This is just bizarre. Urban Growth, formerly LandCom, is not a planning body. As invented by Whitlam in 1976 it was an acquirer of land for public purposes. Now it's a flogger of public land for private purposes; a quasi-developer briefed to maximise yield. What it won't do, therefore, is maximise public delight, even on public land.
Which is why, obviously, planning must happen first. Planning is about choice. Twenty-five years hence, Sydney's high-rise hyper-dense spine will extend from Circular Quay to Botany. It will dominate everything, but whether in a good way or bad is up to us, right now.

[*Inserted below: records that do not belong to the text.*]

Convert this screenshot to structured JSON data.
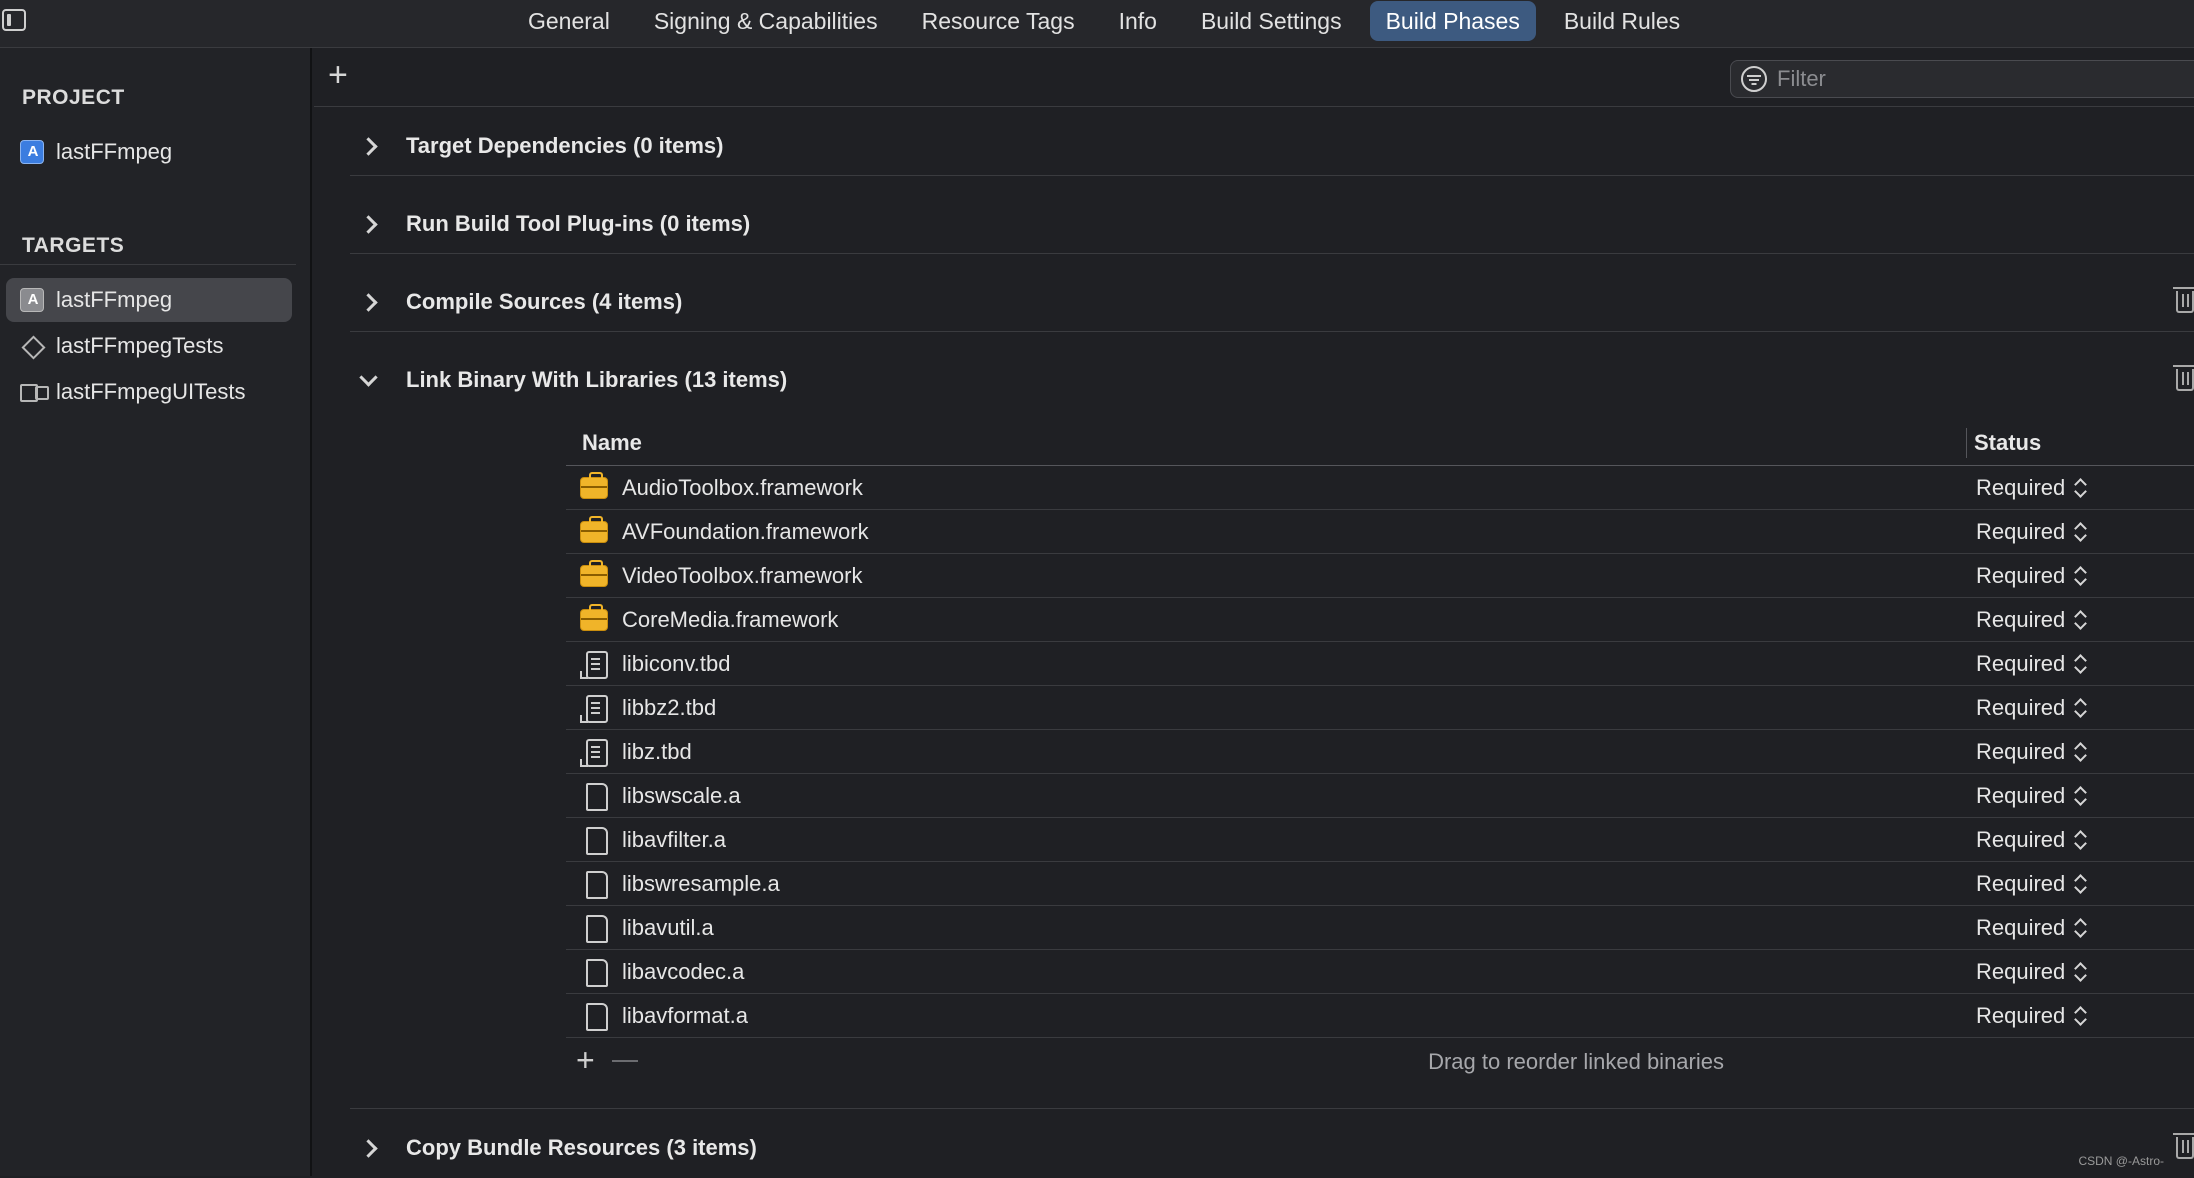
{
  "tabs": [
    {
      "label": "General"
    },
    {
      "label": "Signing & Capabilities"
    },
    {
      "label": "Resource Tags"
    },
    {
      "label": "Info"
    },
    {
      "label": "Build Settings"
    },
    {
      "label": "Build Phases",
      "active": true
    },
    {
      "label": "Build Rules"
    }
  ],
  "sidebar": {
    "project_head": "PROJECT",
    "project_item": "lastFFmpeg",
    "targets_head": "TARGETS",
    "targets": [
      {
        "label": "lastFFmpeg",
        "icon": "app-icon",
        "selected": true
      },
      {
        "label": "lastFFmpegTests",
        "icon": "unit-test-icon"
      },
      {
        "label": "lastFFmpegUITests",
        "icon": "ui-test-icon"
      }
    ]
  },
  "toolbar": {
    "add_label": "+",
    "filter_placeholder": "Filter"
  },
  "phases": {
    "target_dependencies": "Target Dependencies (0 items)",
    "build_tool_plugins": "Run Build Tool Plug-ins (0 items)",
    "compile_sources": "Compile Sources (4 items)",
    "link_binary": "Link Binary With Libraries (13 items)",
    "copy_bundle": "Copy Bundle Resources (3 items)"
  },
  "libraries": {
    "columns": {
      "name": "Name",
      "status": "Status"
    },
    "rows": [
      {
        "name": "AudioToolbox.framework",
        "status": "Required",
        "icon": "framework-icon"
      },
      {
        "name": "AVFoundation.framework",
        "status": "Required",
        "icon": "framework-icon"
      },
      {
        "name": "VideoToolbox.framework",
        "status": "Required",
        "icon": "framework-icon"
      },
      {
        "name": "CoreMedia.framework",
        "status": "Required",
        "icon": "framework-icon"
      },
      {
        "name": "libiconv.tbd",
        "status": "Required",
        "icon": "tbd-icon"
      },
      {
        "name": "libbz2.tbd",
        "status": "Required",
        "icon": "tbd-icon"
      },
      {
        "name": "libz.tbd",
        "status": "Required",
        "icon": "tbd-icon"
      },
      {
        "name": "libswscale.a",
        "status": "Required",
        "icon": "file-icon"
      },
      {
        "name": "libavfilter.a",
        "status": "Required",
        "icon": "file-icon"
      },
      {
        "name": "libswresample.a",
        "status": "Required",
        "icon": "file-icon"
      },
      {
        "name": "libavutil.a",
        "status": "Required",
        "icon": "file-icon"
      },
      {
        "name": "libavcodec.a",
        "status": "Required",
        "icon": "file-icon"
      },
      {
        "name": "libavformat.a",
        "status": "Required",
        "icon": "file-icon"
      }
    ],
    "footer_add": "+",
    "footer_hint": "Drag to reorder linked binaries"
  },
  "watermark": "CSDN @-Astro-"
}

Scenario One. Business-as-usual. Piled-up egg-crate apartments loom over gloomy, windswept streets, everything is same-same, on the hulking Barangaroo model, huge of footprint, cheap to build, dull to look at, nasty to be near. Such buildings feed no one's pride.
Scenario Two. Sydney's central spine is green, thrilling and hyper-dense. Manifesting the fact of innovation, not just the rhetoric, it has become both beacon and uniting cause, proof that Sydney can be up there with Berlin or Barcelona.
Buildings are tall, even very tall, but most are slender at the top, being stepped back to reduce street-level wind and welcome the sun into streets and parks, especially the huge and beautiful Prince Alfred Park, completed first as a gesture towards all the new residents. In the hyper-dense city around it, footpaths are shaded with deciduous fruiting trees and vines, every built surface bears edible greenery or a photovoltaic skin and the dominant sound – above the solar tram's whoosh, the autonomous cars' hum and the ding of cycle-bells – is the herd-patter of countless walking feet.
Sydney's customary planning habits – where the careful have no power and the powerful have no care – can only deliver Scenario One. For Scenario Two we need the power and the smarts in the same hands; intelligent, public-spirited, holistic, all-encompassing planning. You choose.
For the sections edited from the original text, see: http://voussoirs.blogspot.com.au/2016/09/more-on-sydney-planning-importance-of.html